Aside from the obvious connection that, just like Nioh, Bloodborne is also a PS4 exclusive Souls-type, the game also features changes to the formula similar to Nioh’s.
As Nioh changed its setting to Fantasy Feudal Japan, Bloodborne changed the Soul’s staple Mythical Medieval setting to that of Victorian Horror.
Like Nioh, Bloodborne also replaced previous Souls games’ deliberate ‘Sword & Board’ system in favor of much more briskly paced combat system, changed terminologies for familiar items like Souls to Blood Echoes, added nonperishable currency, included a timed recovery mechanism, and added transformable Trick Weapons similar to Weapon Stances in Nioh.
Despite it being a clear Souls Clone, Bloodborne is a game that was not only widely celebrated by gamers as an amazing gameplay experience, but also garnered a lot of critical acclaim and won several Game of the Year awards from many gaming sites and publications.
There is nothing stopping Nioh from being the same amazingly fun breath of fresh air for the players that love the style of gameplay that Souls games offer.
Let’s not forget that the FPS genre started as a Doom Clone, as were countless fighting games such as Mortal Kombat and Fatal Fury categorized as Street Fighter Clones before the formation of the Fight Games genre.

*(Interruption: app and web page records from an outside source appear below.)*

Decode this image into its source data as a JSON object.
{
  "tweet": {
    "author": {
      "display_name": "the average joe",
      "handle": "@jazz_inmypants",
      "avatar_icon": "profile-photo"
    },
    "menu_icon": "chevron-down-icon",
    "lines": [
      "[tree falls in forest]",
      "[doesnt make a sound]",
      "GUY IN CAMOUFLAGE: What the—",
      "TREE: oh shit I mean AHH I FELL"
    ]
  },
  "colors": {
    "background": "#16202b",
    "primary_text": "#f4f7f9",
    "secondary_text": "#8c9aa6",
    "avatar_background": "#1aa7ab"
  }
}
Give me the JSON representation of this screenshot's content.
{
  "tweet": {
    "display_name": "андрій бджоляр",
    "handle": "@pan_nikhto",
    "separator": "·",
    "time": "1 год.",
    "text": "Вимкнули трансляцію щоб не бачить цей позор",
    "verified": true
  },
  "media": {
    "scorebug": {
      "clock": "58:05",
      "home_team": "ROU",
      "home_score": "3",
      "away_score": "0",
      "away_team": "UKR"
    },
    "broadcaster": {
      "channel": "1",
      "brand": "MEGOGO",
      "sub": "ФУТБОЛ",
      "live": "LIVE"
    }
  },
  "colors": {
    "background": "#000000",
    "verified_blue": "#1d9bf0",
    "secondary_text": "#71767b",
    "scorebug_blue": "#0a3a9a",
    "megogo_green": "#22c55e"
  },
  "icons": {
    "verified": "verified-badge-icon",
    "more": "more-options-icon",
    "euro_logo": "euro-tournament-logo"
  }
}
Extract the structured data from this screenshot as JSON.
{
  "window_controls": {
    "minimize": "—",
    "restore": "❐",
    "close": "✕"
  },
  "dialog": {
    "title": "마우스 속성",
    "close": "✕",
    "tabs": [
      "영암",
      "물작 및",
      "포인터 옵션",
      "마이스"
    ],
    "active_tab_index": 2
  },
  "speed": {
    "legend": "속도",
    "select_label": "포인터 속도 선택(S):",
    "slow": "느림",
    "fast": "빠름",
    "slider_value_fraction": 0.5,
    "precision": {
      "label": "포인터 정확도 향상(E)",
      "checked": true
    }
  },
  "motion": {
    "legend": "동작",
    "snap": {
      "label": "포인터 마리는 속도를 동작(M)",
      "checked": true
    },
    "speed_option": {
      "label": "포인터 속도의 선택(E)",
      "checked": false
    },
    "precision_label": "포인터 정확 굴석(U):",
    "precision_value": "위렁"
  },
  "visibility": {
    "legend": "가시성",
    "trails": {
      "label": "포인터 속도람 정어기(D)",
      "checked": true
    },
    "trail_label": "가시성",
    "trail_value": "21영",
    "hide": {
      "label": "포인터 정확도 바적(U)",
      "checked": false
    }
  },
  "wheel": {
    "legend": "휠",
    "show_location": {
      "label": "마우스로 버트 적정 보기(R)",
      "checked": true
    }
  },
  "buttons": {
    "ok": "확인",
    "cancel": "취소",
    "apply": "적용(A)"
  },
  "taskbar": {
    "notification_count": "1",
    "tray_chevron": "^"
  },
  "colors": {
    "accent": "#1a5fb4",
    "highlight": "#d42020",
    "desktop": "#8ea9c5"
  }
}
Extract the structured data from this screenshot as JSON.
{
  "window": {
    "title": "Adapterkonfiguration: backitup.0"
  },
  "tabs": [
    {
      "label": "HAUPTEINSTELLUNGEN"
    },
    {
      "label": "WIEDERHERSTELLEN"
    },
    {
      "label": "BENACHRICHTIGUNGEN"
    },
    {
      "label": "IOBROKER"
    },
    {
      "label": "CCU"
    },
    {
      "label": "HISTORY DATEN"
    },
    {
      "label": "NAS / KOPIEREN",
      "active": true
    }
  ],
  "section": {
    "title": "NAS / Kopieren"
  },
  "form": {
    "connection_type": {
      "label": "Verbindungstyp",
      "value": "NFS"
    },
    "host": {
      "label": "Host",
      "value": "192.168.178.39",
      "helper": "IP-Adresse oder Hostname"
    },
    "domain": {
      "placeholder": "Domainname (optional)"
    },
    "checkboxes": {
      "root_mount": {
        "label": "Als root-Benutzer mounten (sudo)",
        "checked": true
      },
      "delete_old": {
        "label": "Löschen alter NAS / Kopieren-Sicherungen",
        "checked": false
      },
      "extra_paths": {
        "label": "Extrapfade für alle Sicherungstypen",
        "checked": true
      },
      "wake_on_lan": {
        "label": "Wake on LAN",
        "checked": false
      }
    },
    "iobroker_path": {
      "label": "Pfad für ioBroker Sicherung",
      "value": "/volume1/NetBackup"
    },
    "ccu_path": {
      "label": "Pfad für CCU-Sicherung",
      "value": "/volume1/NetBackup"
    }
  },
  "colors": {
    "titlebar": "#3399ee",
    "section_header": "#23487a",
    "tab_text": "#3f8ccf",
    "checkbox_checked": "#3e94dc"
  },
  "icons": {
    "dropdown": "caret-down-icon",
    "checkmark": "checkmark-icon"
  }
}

There is no denying the fact that Nioh follows the template of the Souls games, but there also is no telling if the success of games like Nioh could lead this niche category of action RPGs, known as Souls Clones, into becoming its own burgeoning game genre.